COLUMBIA, SC (WSPA/AP) – The Supreme Court of South Carolina listened to arguments Tuesday morning for two lawsuits related to mask mandates in schools.
The lawsuits revolved around the state legislature’s June decision to write a state budget item threatening school districts with withholding state money if they required masks.
Earlier this month, South Carolina Attorney General Alan Wilson filed a lawsuit challenging the city of Columbia’s emergency mask ordinance.
The Columbia City Council voted to require face coverings in all daycares, elementary and middle schools within city limits.
Attorney General Wilson argued that the budget item blocks the enforcement of mask mandates in public schools.

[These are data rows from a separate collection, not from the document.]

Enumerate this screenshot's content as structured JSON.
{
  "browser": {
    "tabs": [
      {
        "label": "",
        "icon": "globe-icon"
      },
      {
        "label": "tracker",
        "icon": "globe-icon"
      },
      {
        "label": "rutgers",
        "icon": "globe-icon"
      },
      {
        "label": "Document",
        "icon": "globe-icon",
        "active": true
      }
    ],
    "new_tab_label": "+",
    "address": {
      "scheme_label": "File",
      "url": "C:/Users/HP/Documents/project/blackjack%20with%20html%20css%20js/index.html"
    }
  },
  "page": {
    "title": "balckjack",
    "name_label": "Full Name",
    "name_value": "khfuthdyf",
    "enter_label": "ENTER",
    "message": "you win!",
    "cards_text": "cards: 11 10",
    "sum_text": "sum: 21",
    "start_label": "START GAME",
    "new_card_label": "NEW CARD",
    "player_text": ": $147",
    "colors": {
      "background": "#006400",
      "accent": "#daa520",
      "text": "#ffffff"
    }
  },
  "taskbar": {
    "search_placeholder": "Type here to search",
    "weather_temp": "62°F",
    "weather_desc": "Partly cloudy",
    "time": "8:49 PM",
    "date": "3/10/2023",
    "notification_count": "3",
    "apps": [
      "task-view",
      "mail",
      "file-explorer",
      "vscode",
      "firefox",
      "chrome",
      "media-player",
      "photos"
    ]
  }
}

Richland School District Two petitioned the state Supreme Court to temporarily block the one-year state law banning mask mandates in public schools.
Lawyers for the city and district argued that a mask prohibition doesn’t belong in the state budget as state law requires legislation to have one clear subject.
Attorney Chris Kenney said, “Mask mandates have nothing to do with the Appropriations Act. It is not in furtherance or rationally connected to the raising or spending of money.”
Attorneys for the state said lawmakers can ban or allow masks because state funds pay for the salaries of teachers enforcing such mandates.
Deputy Solicitor General Emory Smith Jr. told justices, “It’ll fine the principal, assistant principal, teachers, other staff involved, potentially school board members. Any of them. This would be forcing them to follow their ordinance or be fined. That would be contrary to the proviso.”
Justices adjourned Tuesday without making a ruling.
(The Associated Press contributed to this article.)